__Your assignment__
Copy every entry in the listing below exactly, but not the pictures.

__Source data__

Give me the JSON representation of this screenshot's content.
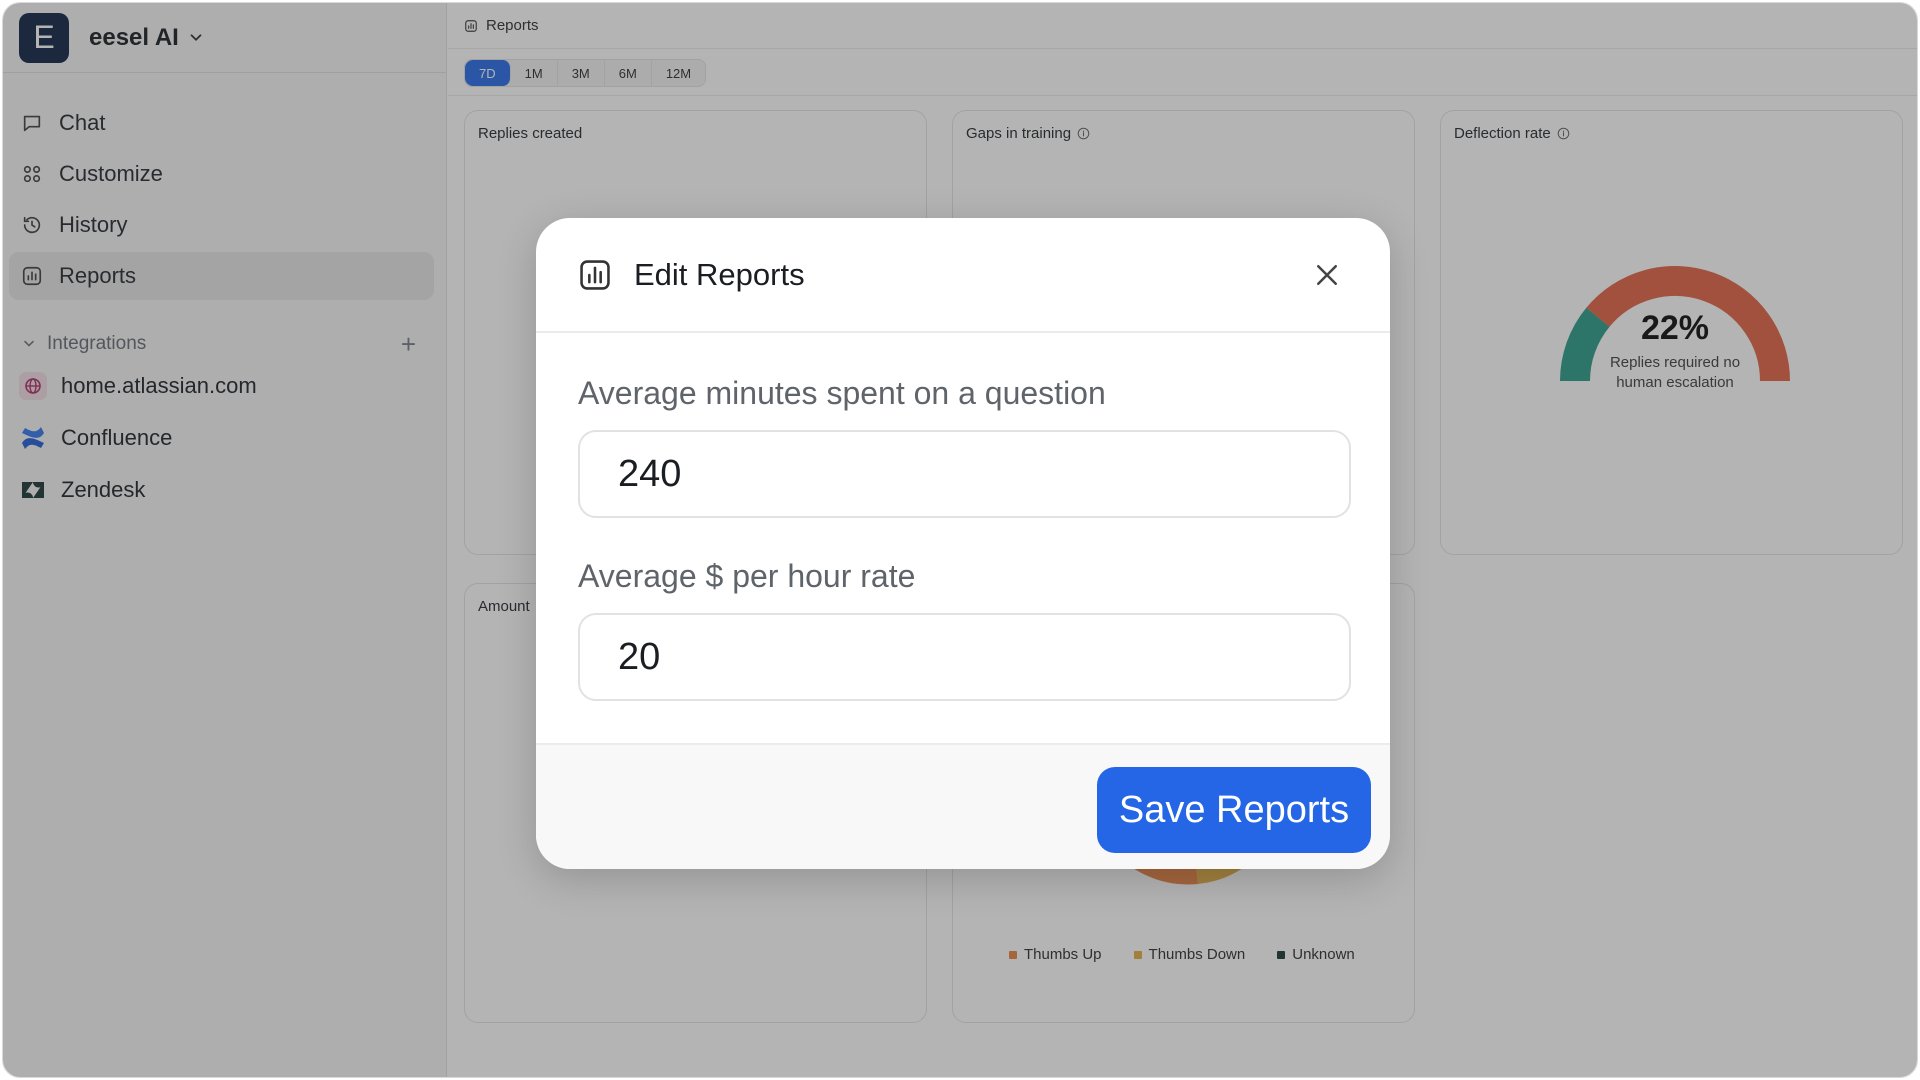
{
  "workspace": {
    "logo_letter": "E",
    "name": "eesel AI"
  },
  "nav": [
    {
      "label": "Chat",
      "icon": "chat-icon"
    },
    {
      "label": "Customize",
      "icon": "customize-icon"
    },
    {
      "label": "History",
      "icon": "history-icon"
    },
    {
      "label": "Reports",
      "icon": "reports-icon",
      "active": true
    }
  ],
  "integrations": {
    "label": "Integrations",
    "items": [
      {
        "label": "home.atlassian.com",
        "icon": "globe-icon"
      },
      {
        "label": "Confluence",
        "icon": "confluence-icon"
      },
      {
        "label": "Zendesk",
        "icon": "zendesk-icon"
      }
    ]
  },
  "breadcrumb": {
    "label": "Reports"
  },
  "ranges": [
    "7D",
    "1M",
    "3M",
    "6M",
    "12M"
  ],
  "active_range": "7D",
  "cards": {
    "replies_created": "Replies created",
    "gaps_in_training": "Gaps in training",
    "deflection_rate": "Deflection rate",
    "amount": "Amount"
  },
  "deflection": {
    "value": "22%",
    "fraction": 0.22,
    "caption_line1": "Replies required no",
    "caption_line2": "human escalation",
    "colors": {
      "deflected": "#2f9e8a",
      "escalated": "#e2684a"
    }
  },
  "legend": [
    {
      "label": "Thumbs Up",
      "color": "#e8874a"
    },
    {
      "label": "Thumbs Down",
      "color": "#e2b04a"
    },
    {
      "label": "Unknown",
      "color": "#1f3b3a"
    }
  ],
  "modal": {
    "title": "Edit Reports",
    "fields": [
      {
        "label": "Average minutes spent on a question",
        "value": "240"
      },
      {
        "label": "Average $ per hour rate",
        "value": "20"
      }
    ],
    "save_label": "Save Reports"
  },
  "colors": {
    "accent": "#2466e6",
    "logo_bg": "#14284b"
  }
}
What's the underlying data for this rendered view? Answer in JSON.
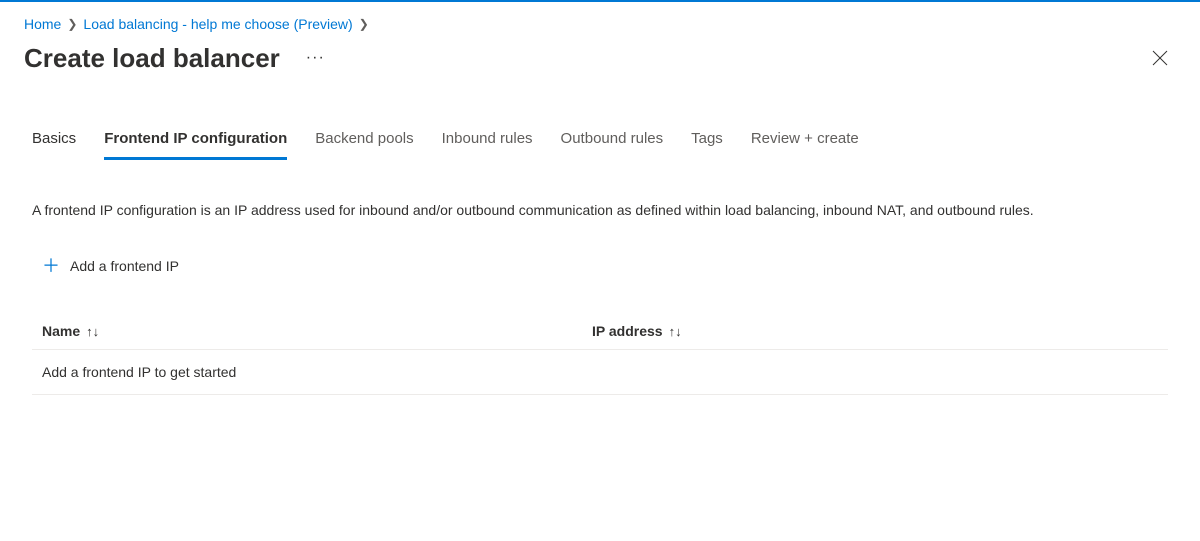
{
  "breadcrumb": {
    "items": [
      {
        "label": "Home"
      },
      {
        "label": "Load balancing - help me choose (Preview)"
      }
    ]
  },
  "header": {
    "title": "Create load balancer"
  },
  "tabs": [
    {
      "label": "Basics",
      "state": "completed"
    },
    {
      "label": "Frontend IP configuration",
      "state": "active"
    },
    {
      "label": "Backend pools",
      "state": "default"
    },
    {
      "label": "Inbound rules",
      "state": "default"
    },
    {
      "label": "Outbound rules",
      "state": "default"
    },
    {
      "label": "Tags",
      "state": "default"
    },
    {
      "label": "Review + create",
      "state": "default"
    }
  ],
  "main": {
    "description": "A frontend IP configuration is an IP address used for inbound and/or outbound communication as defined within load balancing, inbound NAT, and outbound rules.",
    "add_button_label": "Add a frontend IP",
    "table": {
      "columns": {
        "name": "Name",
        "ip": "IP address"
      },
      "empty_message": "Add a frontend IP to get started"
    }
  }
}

__Task result__
Give me the JSON representation of this screenshot's content.
{
  "workspace": {
    "logo_letter": "E",
    "name": "eesel AI"
  },
  "nav": [
    {
      "label": "Chat",
      "icon": "chat-icon"
    },
    {
      "label": "Customize",
      "icon": "customize-icon"
    },
    {
      "label": "History",
      "icon": "history-icon"
    },
    {
      "label": "Reports",
      "icon": "reports-icon",
      "active": true
    }
  ],
  "integrations": {
    "label": "Integrations",
    "items": [
      {
        "label": "home.atlassian.com",
        "icon": "globe-icon"
      },
      {
        "label": "Confluence",
        "icon": "confluence-icon"
      },
      {
        "label": "Zendesk",
        "icon": "zendesk-icon"
      }
    ]
  },
  "breadcrumb": {
    "label": "Reports"
  },
  "ranges": [
    "7D",
    "1M",
    "3M",
    "6M",
    "12M"
  ],
  "active_range": "7D",
  "cards": {
    "replies_created": "Replies created",
    "gaps_in_training": "Gaps in training",
    "deflection_rate": "Deflection rate",
    "amount": "Amount"
  },
  "deflection": {
    "value": "22%",
    "fraction": 0.22,
    "caption_line1": "Replies required no",
    "caption_line2": "human escalation",
    "colors": {
      "deflected": "#2f9e8a",
      "escalated": "#e2684a"
    }
  },
  "legend": [
    {
      "label": "Thumbs Up",
      "color": "#e8874a"
    },
    {
      "label": "Thumbs Down",
      "color": "#e2b04a"
    },
    {
      "label": "Unknown",
      "color": "#1f3b3a"
    }
  ],
  "modal": {
    "title": "Edit Reports",
    "fields": [
      {
        "label": "Average minutes spent on a question",
        "value": "240"
      },
      {
        "label": "Average $ per hour rate",
        "value": "20"
      }
    ],
    "save_label": "Save Reports"
  },
  "colors": {
    "accent": "#2466e6",
    "logo_bg": "#14284b"
  }
}
What's the underlying data for this rendered view? Answer in JSON.
{
  "breadcrumb": {
    "items": [
      {
        "label": "Home"
      },
      {
        "label": "Load balancing - help me choose (Preview)"
      }
    ]
  },
  "header": {
    "title": "Create load balancer"
  },
  "tabs": [
    {
      "label": "Basics",
      "state": "completed"
    },
    {
      "label": "Frontend IP configuration",
      "state": "active"
    },
    {
      "label": "Backend pools",
      "state": "default"
    },
    {
      "label": "Inbound rules",
      "state": "default"
    },
    {
      "label": "Outbound rules",
      "state": "default"
    },
    {
      "label": "Tags",
      "state": "default"
    },
    {
      "label": "Review + create",
      "state": "default"
    }
  ],
  "main": {
    "description": "A frontend IP configuration is an IP address used for inbound and/or outbound communication as defined within load balancing, inbound NAT, and outbound rules.",
    "add_button_label": "Add a frontend IP",
    "table": {
      "columns": {
        "name": "Name",
        "ip": "IP address"
      },
      "empty_message": "Add a frontend IP to get started"
    }
  }
}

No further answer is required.